After repeatedly ruling out another run for president in 2016,
His statement behind closed doors to a group of political donors in Manhattan further unsettles a wide-open GOP race and holds out the prospect of a clash between two dynastic Republican families, the Romneys and the Bushes.
Former Florida Gov.
Romney, a former Massachusetts governor who followed his father's path by twice running for president, did not offer a timetable for a final decision on another White House bid. But his statement of renewed interest suggested a shift in his thinking from just a few months ago, when he insisted—as he had time and again—that he had no plans to run again in 2016.
"I'm not running, I'm not planning on running, and I've got nothing new on that story," Romney said in an October interview on Bloomberg TV.
About the same time, Romney's, wife, Ann, told the Los Angeles Times regarding 2016: "Done. Completely. Not only Mitt and I are done, but the kids"—the couple have five sons—"are done. Done. Done. Done."
If he were to seek the White House a third time, Romney would face a dynamic more akin to 2008—when he was one of several competitors in a crowded field—than 2012, when he ran as the front-runner and ultimately clinched the GOP nomination.
While it is too soon to declare
Among other difficulties, Romney would have to overcome lingering memories of his less-than-stellar 2012 campaign. Many Republicans considered the race against President Obama eminently winnable and have accused Romney and his campaign team of a subpar performance and execution.

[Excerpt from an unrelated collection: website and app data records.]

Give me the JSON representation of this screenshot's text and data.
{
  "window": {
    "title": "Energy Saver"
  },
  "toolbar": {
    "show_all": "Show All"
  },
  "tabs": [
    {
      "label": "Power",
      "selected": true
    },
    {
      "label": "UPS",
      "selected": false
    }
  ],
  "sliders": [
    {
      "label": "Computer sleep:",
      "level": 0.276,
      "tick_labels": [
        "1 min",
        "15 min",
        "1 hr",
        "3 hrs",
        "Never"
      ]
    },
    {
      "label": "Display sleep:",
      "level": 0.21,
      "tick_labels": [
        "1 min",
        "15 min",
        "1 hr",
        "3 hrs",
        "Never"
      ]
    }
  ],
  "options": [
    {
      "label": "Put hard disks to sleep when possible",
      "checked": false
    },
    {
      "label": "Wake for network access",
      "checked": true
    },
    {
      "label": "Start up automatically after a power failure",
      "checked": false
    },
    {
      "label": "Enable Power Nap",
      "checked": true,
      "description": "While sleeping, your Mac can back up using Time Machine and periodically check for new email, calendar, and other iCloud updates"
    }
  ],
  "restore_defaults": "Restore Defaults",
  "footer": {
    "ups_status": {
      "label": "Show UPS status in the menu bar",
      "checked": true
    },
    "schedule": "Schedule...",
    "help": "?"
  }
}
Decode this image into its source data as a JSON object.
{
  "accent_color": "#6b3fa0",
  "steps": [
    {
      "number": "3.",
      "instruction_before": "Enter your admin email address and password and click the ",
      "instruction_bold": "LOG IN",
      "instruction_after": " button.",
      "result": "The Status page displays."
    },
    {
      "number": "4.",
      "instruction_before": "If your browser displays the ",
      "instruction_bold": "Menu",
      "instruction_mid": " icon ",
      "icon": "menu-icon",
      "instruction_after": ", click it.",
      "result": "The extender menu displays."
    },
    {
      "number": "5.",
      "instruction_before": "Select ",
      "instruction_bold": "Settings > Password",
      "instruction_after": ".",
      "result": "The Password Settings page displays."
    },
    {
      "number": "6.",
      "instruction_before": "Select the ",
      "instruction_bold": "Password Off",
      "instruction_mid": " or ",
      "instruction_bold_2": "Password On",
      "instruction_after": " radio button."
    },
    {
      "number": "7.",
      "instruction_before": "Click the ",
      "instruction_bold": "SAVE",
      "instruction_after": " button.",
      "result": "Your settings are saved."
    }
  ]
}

“Romney needs to answer the question of why does he believe he deserves another shot,”